The mechanism was called ReMix or a GPS system for the body. Implants are tracked inside a person using wireless signals. According to the results of tests on animals, the accuracy of such a system is within 1 centimeter. ReMix does not need a battery or recharging as the implants simply reflect the signal of the search device.
One of the prospective options for using the system is cancer irradiation with proton rays. This procedure requires precision since higher doses are prescribed compared to standard treatment. The implants will help to determine the exact location of cancer cells, becoming akin to a marker. It will also be possible to deliver medications to specific organs or pain points.
The only problem with the experiments was “parasitic” signals coming from the person. They muffle the marker signals, but scientists have developed a way of separating the marker signals from the others.

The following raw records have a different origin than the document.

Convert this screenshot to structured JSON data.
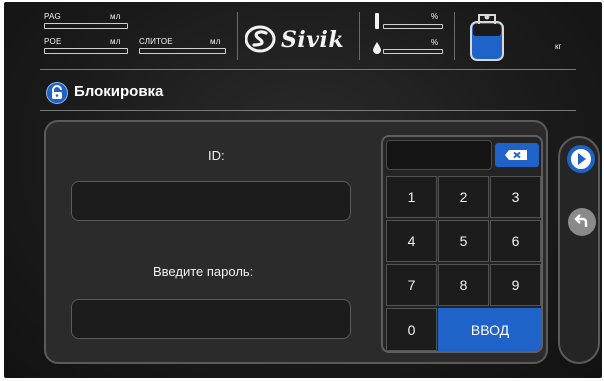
{
  "header": {
    "pag": {
      "label": "PAG",
      "unit": "мл"
    },
    "poe": {
      "label": "POE",
      "unit": "мл"
    },
    "clean": {
      "label": "СЛИТОЕ",
      "unit": "мл"
    },
    "logo_text": "Sivik",
    "dye_pct": "%",
    "water_pct": "%",
    "tank_unit": "кг"
  },
  "page": {
    "title": "Блокировка"
  },
  "form": {
    "id_label": "ID:",
    "id_value": "",
    "password_label": "Введите пароль:",
    "password_value": ""
  },
  "keypad": {
    "display": "",
    "keys": [
      "1",
      "2",
      "3",
      "4",
      "5",
      "6",
      "7",
      "8",
      "9",
      "0"
    ],
    "enter_label": "ВВОД"
  },
  "colors": {
    "accent": "#1f63c8",
    "background": "#1a1a1a"
  },
  "icons": {
    "lock": "lock-icon",
    "backspace": "backspace-icon",
    "next": "play-icon",
    "back": "undo-icon"
  }
}
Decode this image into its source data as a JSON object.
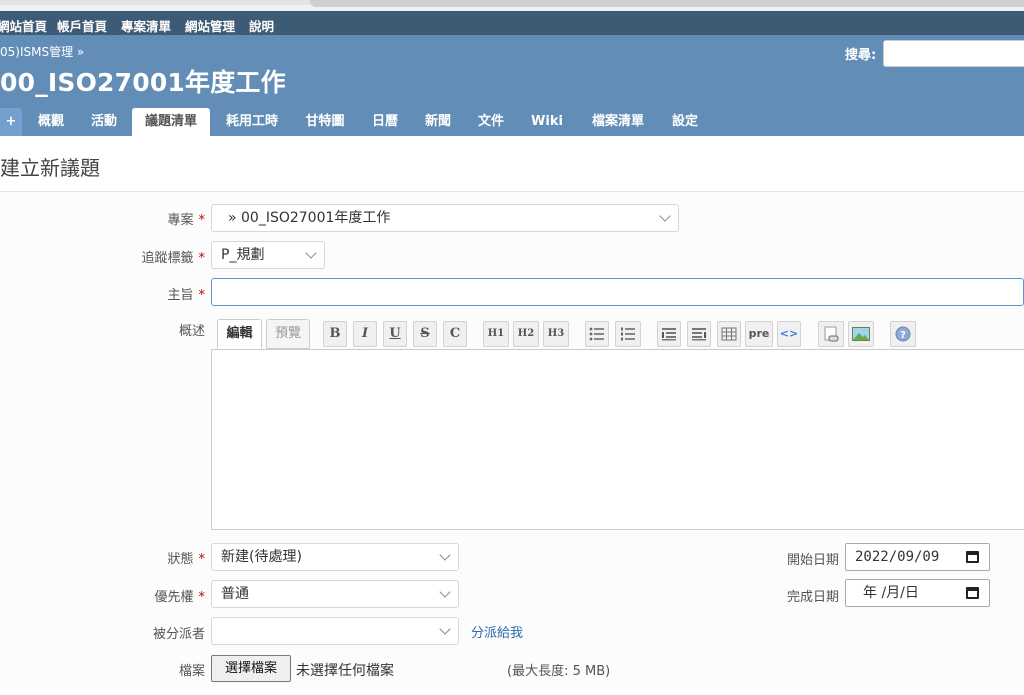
{
  "top_menu": [
    "網站首頁",
    "帳戶首頁",
    "專案清單",
    "網站管理",
    "說明"
  ],
  "header": {
    "breadcrumb": "05)ISMS管理 »",
    "project_title": "00_ISO27001年度工作",
    "search_label": "搜尋:",
    "search_placeholder": ""
  },
  "tabs": {
    "plus": "+",
    "items": [
      "概觀",
      "活動",
      "議題清單",
      "耗用工時",
      "甘特圖",
      "日曆",
      "新聞",
      "文件",
      "Wiki",
      "檔案清單",
      "設定"
    ],
    "selected": "議題清單"
  },
  "page_heading": "建立新議題",
  "form": {
    "required_mark": "*",
    "project_label": "專案",
    "project_value": "» 00_ISO27001年度工作",
    "tracker_label": "追蹤標籤",
    "tracker_value": "P_規劃",
    "subject_label": "主旨",
    "subject_value": "",
    "description_label": "概述",
    "editor_tabs": [
      "編輯",
      "預覽"
    ],
    "toolbar": {
      "bold": "B",
      "italic": "I",
      "underline": "U",
      "strike": "S",
      "code": "C",
      "h1": "H1",
      "h2": "H2",
      "h3": "H3",
      "pre": "pre",
      "inline_code": "<>",
      "help": "?"
    },
    "status_label": "狀態",
    "status_value": "新建(待處理)",
    "priority_label": "優先權",
    "priority_value": "普通",
    "assignee_label": "被分派者",
    "assignee_value": "",
    "assign_to_me": "分派給我",
    "start_date_label": "開始日期",
    "start_date_value": "2022/09/09",
    "due_date_label": "完成日期",
    "due_date_value": "年 /月/日",
    "files_label": "檔案",
    "choose_file_button": "選擇檔案",
    "no_file_text": "未選擇任何檔案",
    "max_size_text": "(最大長度: 5 MB)"
  },
  "colors": {
    "top_menu_bg": "#3e5b76",
    "header_bg": "#628db6",
    "link": "#2a6ba8",
    "required": "#bb0000"
  }
}
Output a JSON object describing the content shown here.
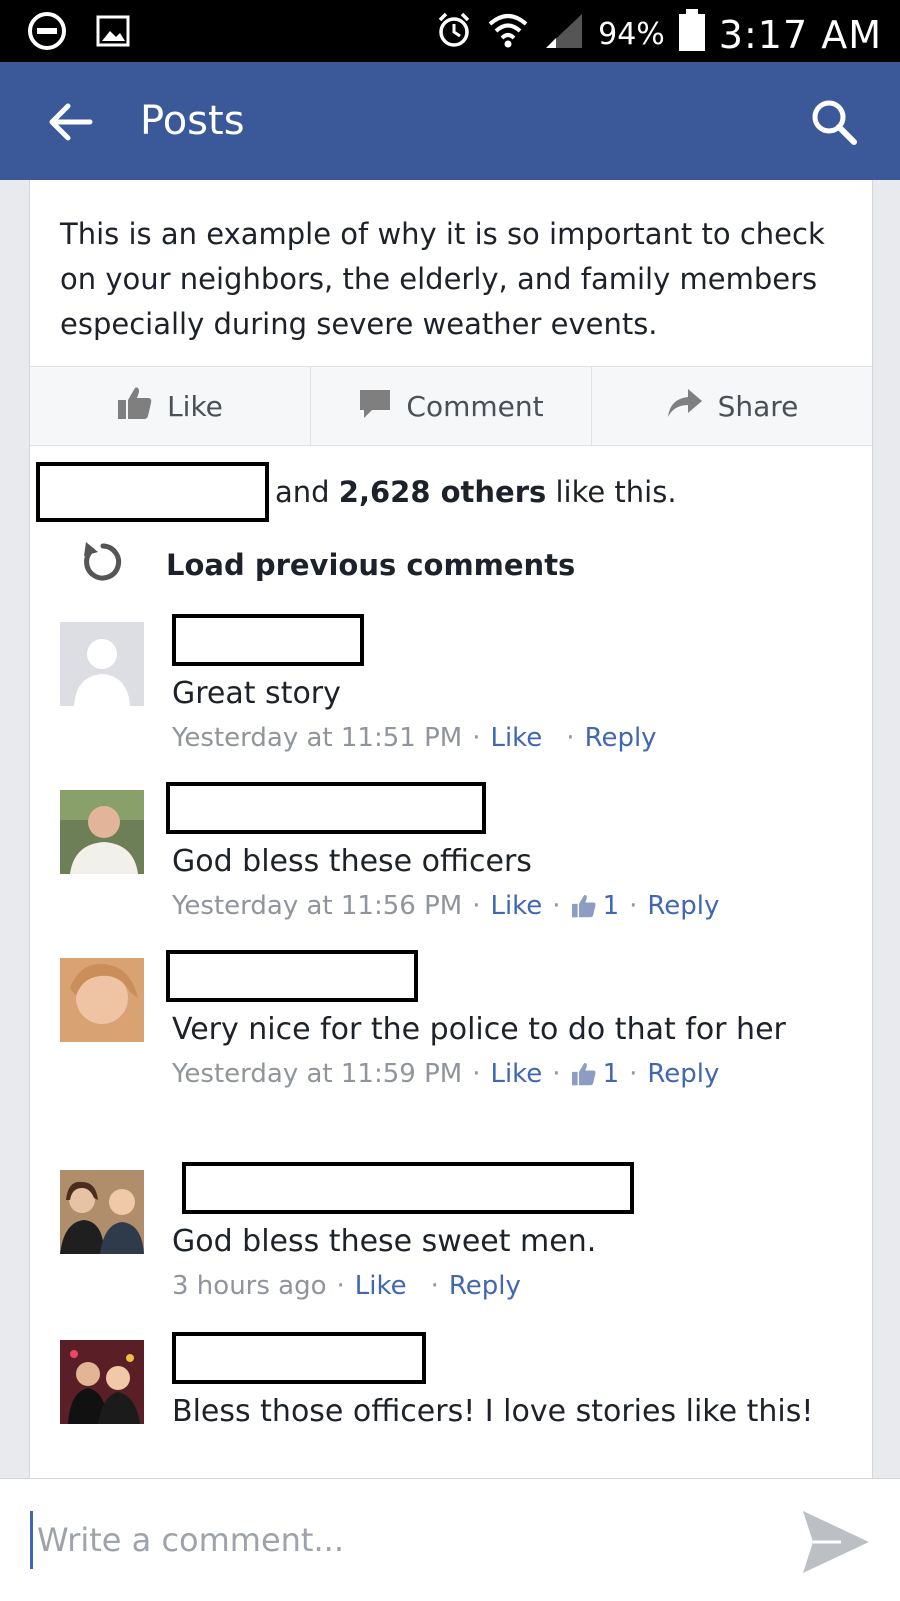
{
  "status_bar": {
    "battery_percent": "94%",
    "time": "3:17 AM"
  },
  "app_bar": {
    "title": "Posts"
  },
  "post": {
    "text": "This is an example of why it is so important to check on your neighbors, the elderly, and family members especially during severe weather events.",
    "actions": {
      "like": "Like",
      "comment": "Comment",
      "share": "Share"
    }
  },
  "likes": {
    "prefix": "and",
    "count_text": "2,628 others",
    "suffix": "like this."
  },
  "load_previous": "Load previous comments",
  "comments": [
    {
      "text": "Great story",
      "time": "Yesterday at 11:51 PM",
      "like": "Like",
      "reply": "Reply",
      "likes_count": ""
    },
    {
      "text": "God bless these officers",
      "time": "Yesterday at 11:56 PM",
      "like": "Like",
      "reply": "Reply",
      "likes_count": "1"
    },
    {
      "text": "Very nice for the police to do that for her",
      "time": "Yesterday at 11:59 PM",
      "like": "Like",
      "reply": "Reply",
      "likes_count": "1"
    },
    {
      "text": "God bless these sweet men.",
      "time": "3 hours ago",
      "like": "Like",
      "reply": "Reply",
      "likes_count": ""
    },
    {
      "text": "Bless those officers! I love stories like this!",
      "time": "",
      "like": "",
      "reply": "",
      "likes_count": ""
    }
  ],
  "composer": {
    "placeholder": "Write a comment..."
  },
  "colors": {
    "app_bar": "#3b5998",
    "link": "#4267b2",
    "meta_gray": "#90949c"
  }
}
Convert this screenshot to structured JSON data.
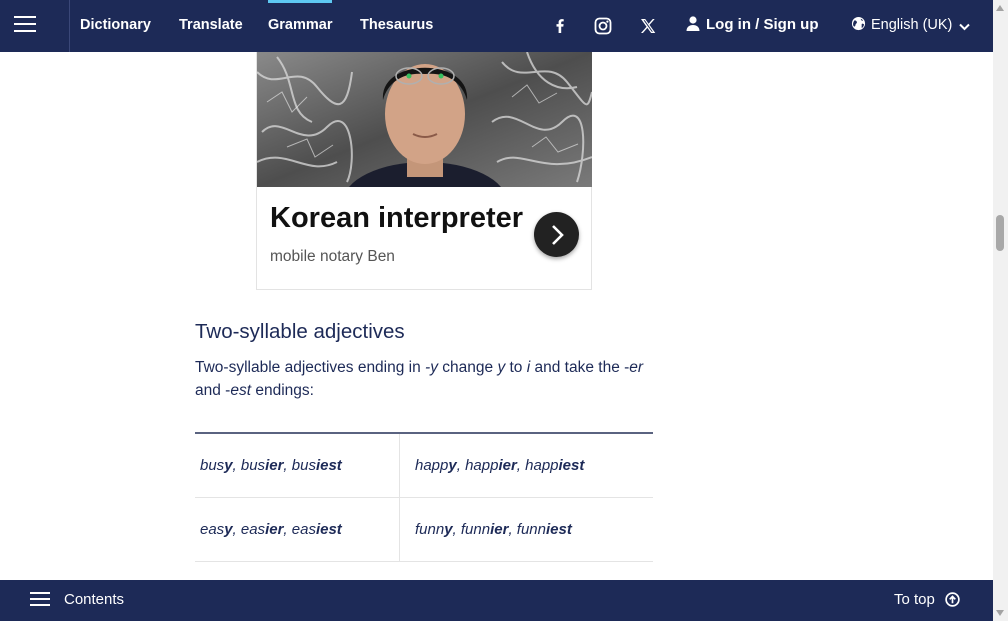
{
  "nav": {
    "links": [
      {
        "label": "Dictionary",
        "active": false
      },
      {
        "label": "Translate",
        "active": false
      },
      {
        "label": "Grammar",
        "active": true
      },
      {
        "label": "Thesaurus",
        "active": false
      }
    ],
    "social_icons": [
      "facebook-icon",
      "instagram-icon",
      "x-twitter-icon"
    ],
    "login_label": "Log in / Sign up",
    "language_label": "English (UK)",
    "accent_color": "#5ec8f2",
    "bar_color": "#1d2a57"
  },
  "ad": {
    "title": "Korean interpreter",
    "subtitle": "mobile notary Ben"
  },
  "article": {
    "heading": "Two-syllable adjectives",
    "para_part1": "Two-syllable adjectives ending in ",
    "para_y1": "-y",
    "para_part2": " change ",
    "para_y2": "y",
    "para_part3": " to ",
    "para_i": "i",
    "para_part4": " and take the -",
    "para_er": "er",
    "para_part5": " and -",
    "para_est": "est",
    "para_part6": " endings:",
    "sep": ", ",
    "examples": [
      [
        [
          [
            "bus",
            "y"
          ],
          [
            "bus",
            "ier"
          ],
          [
            "bus",
            "iest"
          ]
        ],
        [
          [
            "happ",
            "y"
          ],
          [
            "happ",
            "ier"
          ],
          [
            "happ",
            "iest"
          ]
        ]
      ],
      [
        [
          [
            "eas",
            "y"
          ],
          [
            "eas",
            "ier"
          ],
          [
            "eas",
            "iest"
          ]
        ],
        [
          [
            "funn",
            "y"
          ],
          [
            "funn",
            "ier"
          ],
          [
            "funn",
            "iest"
          ]
        ]
      ]
    ]
  },
  "footer": {
    "contents_label": "Contents",
    "to_top_label": "To top"
  }
}
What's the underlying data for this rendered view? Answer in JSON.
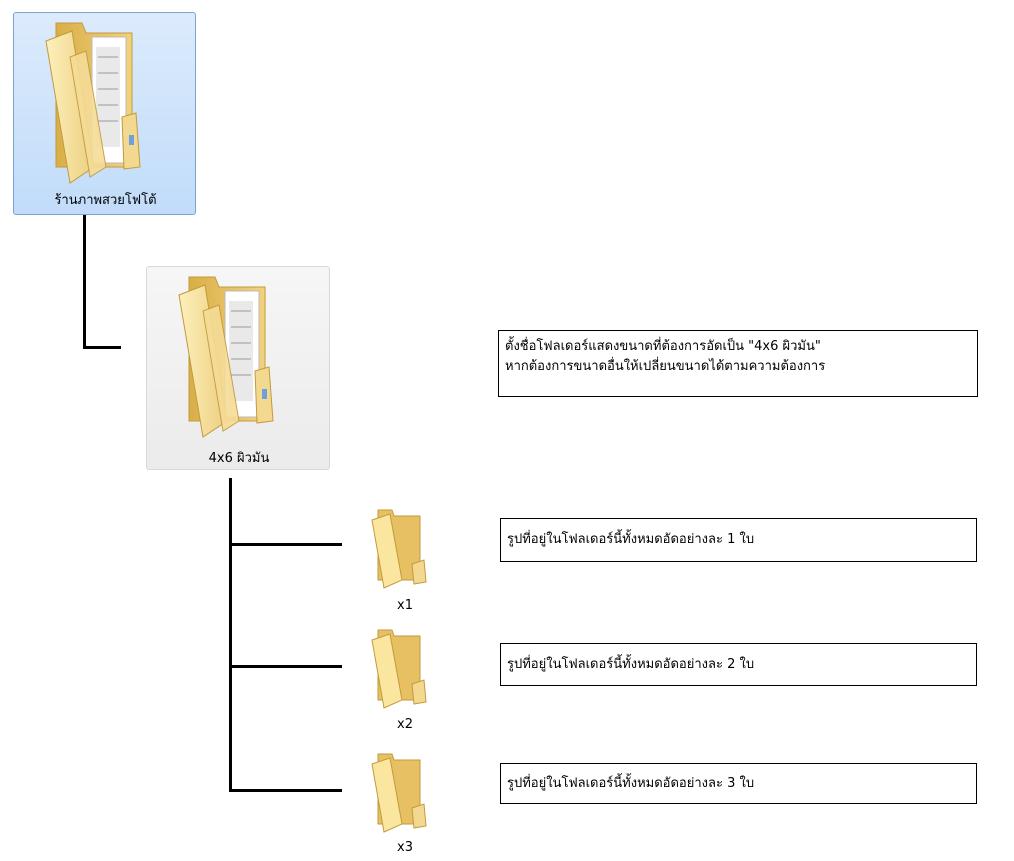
{
  "root_folder": {
    "label": "ร้านภาพสวยโฟโต้",
    "icon": "folder-icon"
  },
  "size_folder": {
    "label": "4x6 ผิวมัน",
    "icon": "folder-icon"
  },
  "size_note": {
    "line1": "ตั้งชื่อโฟลเดอร์แสดงขนาดที่ต้องการอัดเป็น \"4x6 ผิวมัน\"",
    "line2": "หากต้องการขนาดอื่นให้เปลี่ยนขนาดได้ตามความต้องการ"
  },
  "copies": [
    {
      "label": "x1",
      "note": "รูปที่อยู่ในโฟลเดอร์นี้ทั้งหมดอัดอย่างละ 1 ใบ"
    },
    {
      "label": "x2",
      "note": "รูปที่อยู่ในโฟลเดอร์นี้ทั้งหมดอัดอย่างละ 2 ใบ"
    },
    {
      "label": "x3",
      "note": "รูปที่อยู่ในโฟลเดอร์นี้ทั้งหมดอัดอย่างละ 3 ใบ"
    }
  ],
  "colors": {
    "folder_light": "#fbe7a1",
    "folder_dark": "#e2bd5a",
    "selection": "#c9e0fb",
    "connector": "#000000"
  }
}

The developers plan to improve the ReMix system by adding various diagnostic methods, such as MRI.